Each line in the entries below that holds the string "title" is to be listed.

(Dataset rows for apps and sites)
+--

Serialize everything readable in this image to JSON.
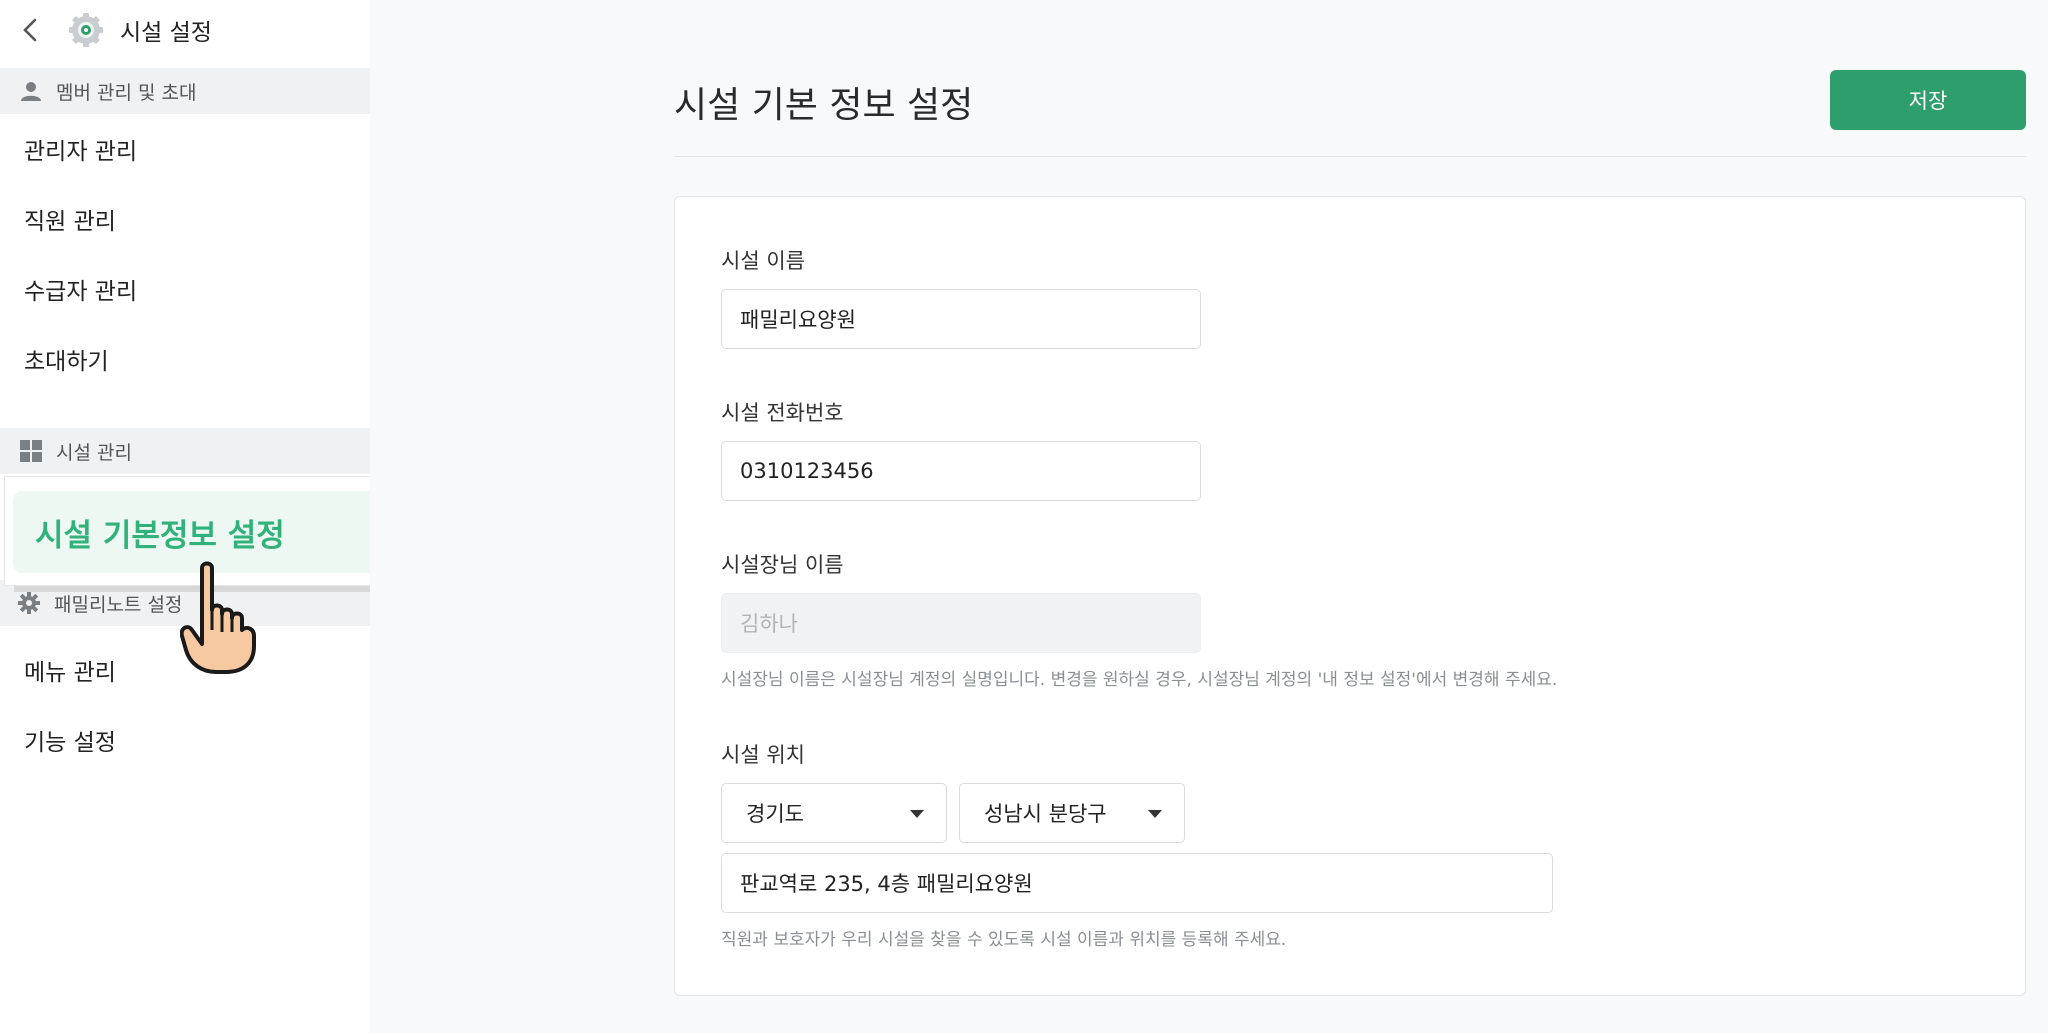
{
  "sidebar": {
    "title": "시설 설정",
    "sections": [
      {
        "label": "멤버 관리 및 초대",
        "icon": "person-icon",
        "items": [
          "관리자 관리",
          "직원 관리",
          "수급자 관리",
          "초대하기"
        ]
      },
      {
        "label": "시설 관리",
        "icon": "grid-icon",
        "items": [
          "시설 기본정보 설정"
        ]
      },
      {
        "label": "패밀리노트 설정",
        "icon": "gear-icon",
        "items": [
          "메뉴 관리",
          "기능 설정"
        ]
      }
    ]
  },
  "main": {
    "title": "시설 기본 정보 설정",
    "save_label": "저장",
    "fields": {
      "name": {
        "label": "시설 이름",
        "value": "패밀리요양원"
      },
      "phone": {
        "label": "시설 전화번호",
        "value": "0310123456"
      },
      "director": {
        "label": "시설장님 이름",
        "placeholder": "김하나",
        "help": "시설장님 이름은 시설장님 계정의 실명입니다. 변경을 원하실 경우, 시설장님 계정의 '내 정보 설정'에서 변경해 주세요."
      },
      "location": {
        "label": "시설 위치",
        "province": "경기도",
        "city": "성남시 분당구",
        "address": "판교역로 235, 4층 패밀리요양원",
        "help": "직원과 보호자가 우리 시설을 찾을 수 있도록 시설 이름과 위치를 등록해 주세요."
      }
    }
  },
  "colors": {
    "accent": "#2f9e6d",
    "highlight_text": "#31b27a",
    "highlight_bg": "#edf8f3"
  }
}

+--

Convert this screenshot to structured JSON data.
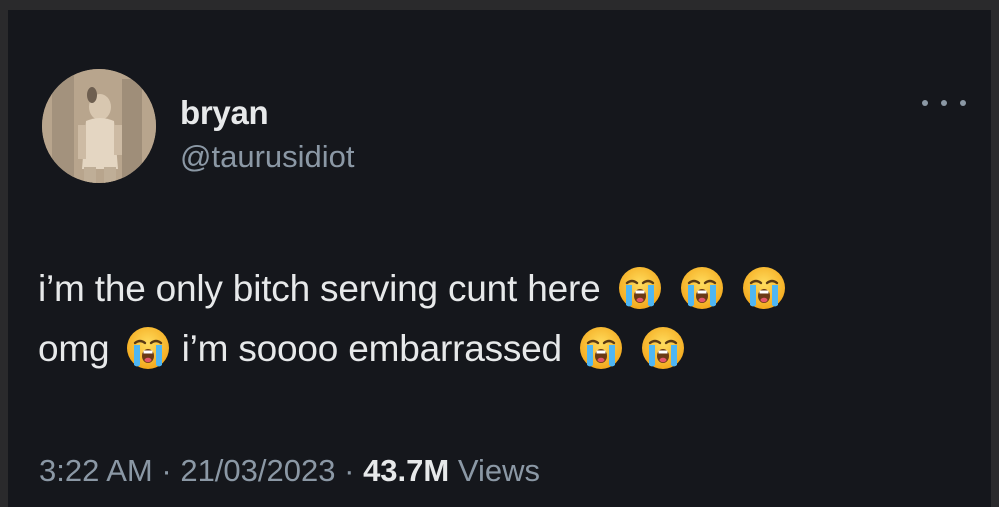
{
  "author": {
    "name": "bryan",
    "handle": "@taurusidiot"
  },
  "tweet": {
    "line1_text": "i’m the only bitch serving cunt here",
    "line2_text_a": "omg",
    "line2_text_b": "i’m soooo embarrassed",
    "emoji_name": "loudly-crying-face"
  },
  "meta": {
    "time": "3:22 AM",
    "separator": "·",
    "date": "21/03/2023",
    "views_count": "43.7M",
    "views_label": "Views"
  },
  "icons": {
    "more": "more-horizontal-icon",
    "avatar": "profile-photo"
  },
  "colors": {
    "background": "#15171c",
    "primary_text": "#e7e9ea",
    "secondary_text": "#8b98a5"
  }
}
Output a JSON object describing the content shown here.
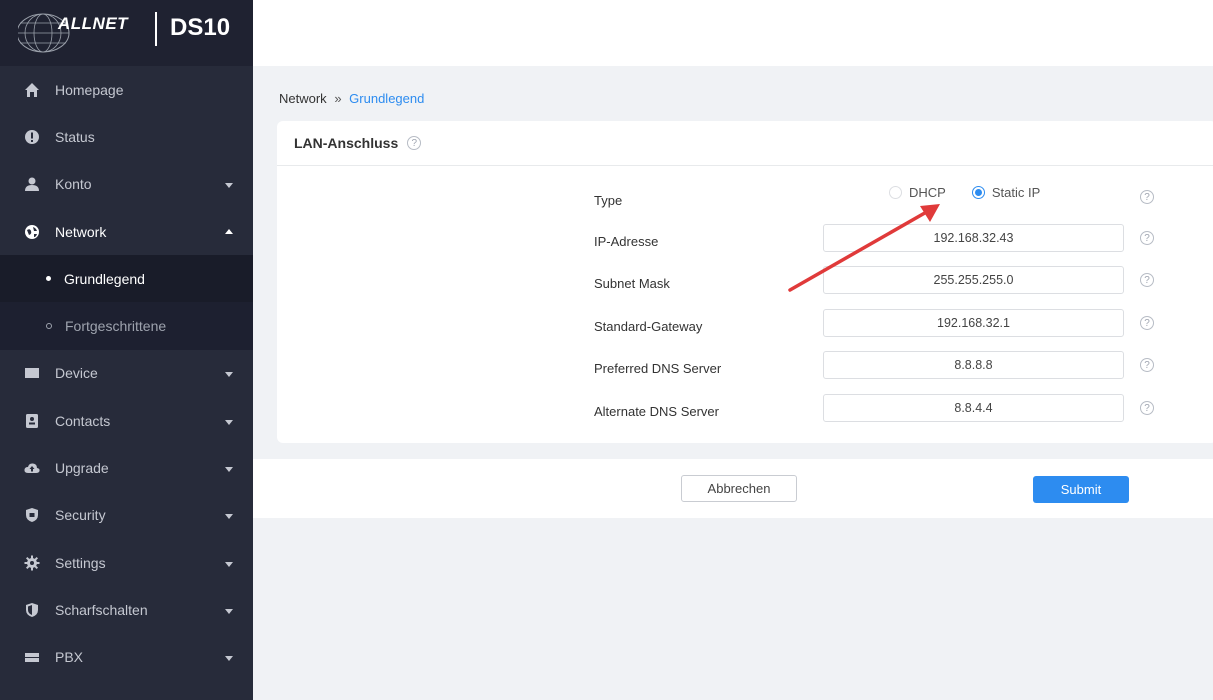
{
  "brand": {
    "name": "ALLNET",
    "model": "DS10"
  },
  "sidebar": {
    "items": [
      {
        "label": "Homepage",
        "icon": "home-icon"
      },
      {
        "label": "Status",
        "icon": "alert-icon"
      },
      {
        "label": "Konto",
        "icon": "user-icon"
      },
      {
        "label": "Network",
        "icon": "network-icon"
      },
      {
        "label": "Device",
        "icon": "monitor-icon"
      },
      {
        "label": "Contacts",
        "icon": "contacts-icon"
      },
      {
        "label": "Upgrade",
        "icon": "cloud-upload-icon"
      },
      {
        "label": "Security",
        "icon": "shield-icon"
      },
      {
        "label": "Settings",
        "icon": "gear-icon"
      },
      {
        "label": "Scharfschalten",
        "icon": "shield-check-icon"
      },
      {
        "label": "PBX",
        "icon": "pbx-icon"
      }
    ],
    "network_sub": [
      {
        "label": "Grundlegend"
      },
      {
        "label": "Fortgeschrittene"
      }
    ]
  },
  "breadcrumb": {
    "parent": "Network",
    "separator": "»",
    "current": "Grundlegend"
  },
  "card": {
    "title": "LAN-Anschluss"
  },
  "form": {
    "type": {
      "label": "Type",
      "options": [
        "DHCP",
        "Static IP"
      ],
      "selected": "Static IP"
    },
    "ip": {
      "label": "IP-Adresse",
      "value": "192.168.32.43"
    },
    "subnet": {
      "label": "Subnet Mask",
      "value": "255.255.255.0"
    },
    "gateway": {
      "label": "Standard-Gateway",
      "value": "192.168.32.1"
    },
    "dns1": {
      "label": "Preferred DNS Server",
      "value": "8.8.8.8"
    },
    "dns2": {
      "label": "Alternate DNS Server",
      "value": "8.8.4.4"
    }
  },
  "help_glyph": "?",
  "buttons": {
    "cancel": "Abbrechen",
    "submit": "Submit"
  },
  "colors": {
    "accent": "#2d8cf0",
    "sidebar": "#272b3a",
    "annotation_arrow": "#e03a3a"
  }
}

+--

## EXERCISE OUTPUT
    "title": "시설 설정",
    "title": "시설 기본 정보 설정",
    "title": "LAN-Anschluss"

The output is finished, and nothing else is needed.